"HEAVILY, heavily fell the snow, covering the dark brown earth already hardened by the frost, with a pure white covering. As the rain falls alike upon the just and upon the unjust, so too the snow, God's kindred messenger, knows no distinction of persons, visiting all alike, forgetting none, and passing by none."
, Introduction to "The Christmas Gift
American novelist, born in 1832 to the Rev. Horatio Alger, Sr., in Massachusetts. He was poorly educated; he never really attended school, didn't learn the alphabet until the age of 6, and didn't start reading until the age of 10, at which point his father taught him basic Latin (and rather poorly at that) and English through the Bible; even for his age, this was a piss-poor education. Neverthless, he somehow managed to read what he could, and ended up at Harvard at the age of 16; aside from joining a frat, he seems to have done relatively well there.
He graduated, entered the divinity school, and soon quit in favour of various menial jobs: teacher, newspaper editor, school-master, etc. A few trips to New York won him a favourite charity: homeless young boys, or "street-Arabs", as he called them. A few visits to local shelters gave him the privilege of writing about them from experience, and helped him develop the bootstrap theory common to his novels.

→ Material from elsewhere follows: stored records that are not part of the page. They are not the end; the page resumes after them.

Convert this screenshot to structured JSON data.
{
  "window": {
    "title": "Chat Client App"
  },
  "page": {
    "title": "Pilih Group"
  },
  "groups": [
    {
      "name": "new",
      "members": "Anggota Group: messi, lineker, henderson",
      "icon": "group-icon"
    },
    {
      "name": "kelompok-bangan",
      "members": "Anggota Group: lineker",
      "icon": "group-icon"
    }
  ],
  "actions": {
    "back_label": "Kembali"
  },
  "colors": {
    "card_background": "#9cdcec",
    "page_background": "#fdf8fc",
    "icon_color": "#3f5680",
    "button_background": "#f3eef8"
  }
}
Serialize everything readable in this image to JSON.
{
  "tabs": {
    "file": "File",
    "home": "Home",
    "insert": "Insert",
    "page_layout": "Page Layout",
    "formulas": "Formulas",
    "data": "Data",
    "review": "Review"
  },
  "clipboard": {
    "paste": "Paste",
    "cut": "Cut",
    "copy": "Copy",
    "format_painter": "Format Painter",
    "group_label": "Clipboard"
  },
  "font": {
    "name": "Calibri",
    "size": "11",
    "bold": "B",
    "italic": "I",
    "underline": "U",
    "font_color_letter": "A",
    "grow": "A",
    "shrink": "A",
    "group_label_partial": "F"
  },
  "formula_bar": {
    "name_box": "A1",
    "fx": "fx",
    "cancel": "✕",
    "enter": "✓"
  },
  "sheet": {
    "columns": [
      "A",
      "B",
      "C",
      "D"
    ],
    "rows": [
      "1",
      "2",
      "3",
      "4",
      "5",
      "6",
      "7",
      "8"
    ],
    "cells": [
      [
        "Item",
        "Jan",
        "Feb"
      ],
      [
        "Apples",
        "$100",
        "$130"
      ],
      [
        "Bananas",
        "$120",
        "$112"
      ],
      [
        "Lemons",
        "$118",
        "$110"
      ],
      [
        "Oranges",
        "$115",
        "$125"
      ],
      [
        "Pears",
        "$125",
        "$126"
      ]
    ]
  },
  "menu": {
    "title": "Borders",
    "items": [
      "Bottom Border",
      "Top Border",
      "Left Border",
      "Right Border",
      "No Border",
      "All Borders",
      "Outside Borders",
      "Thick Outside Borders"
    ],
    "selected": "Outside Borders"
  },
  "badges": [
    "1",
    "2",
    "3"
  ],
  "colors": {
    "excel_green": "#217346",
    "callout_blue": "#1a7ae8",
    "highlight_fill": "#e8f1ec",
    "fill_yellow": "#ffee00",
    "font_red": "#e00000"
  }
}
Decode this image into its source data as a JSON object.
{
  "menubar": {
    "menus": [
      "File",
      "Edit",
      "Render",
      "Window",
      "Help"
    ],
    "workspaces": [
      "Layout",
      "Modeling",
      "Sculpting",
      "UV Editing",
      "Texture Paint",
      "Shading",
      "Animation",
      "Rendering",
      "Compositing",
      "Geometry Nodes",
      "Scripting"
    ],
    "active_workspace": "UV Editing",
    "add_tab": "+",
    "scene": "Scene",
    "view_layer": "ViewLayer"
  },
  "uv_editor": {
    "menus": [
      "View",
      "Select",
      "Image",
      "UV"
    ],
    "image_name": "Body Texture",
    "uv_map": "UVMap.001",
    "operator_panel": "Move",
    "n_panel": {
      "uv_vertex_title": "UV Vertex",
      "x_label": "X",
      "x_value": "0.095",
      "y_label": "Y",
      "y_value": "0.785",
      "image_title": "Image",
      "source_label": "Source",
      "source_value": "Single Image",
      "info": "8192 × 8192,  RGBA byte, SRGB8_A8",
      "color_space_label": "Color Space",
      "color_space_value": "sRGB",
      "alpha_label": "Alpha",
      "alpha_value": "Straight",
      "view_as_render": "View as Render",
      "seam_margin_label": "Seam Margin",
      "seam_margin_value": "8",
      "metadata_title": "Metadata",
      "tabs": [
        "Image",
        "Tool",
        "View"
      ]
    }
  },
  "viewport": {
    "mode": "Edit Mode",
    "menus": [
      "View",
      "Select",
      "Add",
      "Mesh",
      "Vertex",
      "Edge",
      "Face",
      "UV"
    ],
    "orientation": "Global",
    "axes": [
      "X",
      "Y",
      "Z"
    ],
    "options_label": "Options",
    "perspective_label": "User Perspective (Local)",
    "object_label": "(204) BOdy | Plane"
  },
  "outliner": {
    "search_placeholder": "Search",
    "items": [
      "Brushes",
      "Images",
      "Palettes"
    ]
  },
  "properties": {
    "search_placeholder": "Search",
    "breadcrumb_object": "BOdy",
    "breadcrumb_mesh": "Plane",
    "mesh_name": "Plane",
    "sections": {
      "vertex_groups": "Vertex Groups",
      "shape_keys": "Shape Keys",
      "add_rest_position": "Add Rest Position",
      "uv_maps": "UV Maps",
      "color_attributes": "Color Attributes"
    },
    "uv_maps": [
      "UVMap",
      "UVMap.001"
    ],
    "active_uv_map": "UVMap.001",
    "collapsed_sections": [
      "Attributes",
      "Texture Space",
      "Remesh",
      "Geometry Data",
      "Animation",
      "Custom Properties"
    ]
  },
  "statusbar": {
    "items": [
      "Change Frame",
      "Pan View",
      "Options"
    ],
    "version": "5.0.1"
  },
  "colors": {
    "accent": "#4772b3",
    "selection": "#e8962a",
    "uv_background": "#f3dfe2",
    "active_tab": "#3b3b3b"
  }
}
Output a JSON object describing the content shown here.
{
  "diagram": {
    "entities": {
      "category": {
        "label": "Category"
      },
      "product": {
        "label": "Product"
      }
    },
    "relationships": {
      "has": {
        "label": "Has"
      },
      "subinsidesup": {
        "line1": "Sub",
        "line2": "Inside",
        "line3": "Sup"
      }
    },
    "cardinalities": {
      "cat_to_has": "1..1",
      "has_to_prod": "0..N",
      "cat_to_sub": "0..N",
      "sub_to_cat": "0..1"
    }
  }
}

He soon began writing a stories; most of them deal with some sort of poor sod who manages to earn fame, dignity, and wealth through hard work and perseverance. Right. His prose...well the quote above should give you some sort of idea of what you're in for; generally turgid, written for moral worth, and mostly intended for children. Personally, I never understood most of his morals; the lesson of The Saracen Dwarf seems to be that if you're mean to Jewish people you'll be murdered by a swarthy, heathen midget; My First and Last School seems to say that threatening to shoot the Irish is an effective way of leading a classroom. Am I missing something here? Anway, he wrote under scores of pseudonyms, so nobody really knows how much of this drivel is out there.
He is often compared to Charles Dickens, and rightly so; both have the wit and charm of a sack of wet mice. Whatever your opinion of Dickens, if you love him, you'll love the works of the right Rev. Alger. Combine Horatio Alger and a whole lot of LSD, and somehow you end up with Hunter S. Thompson.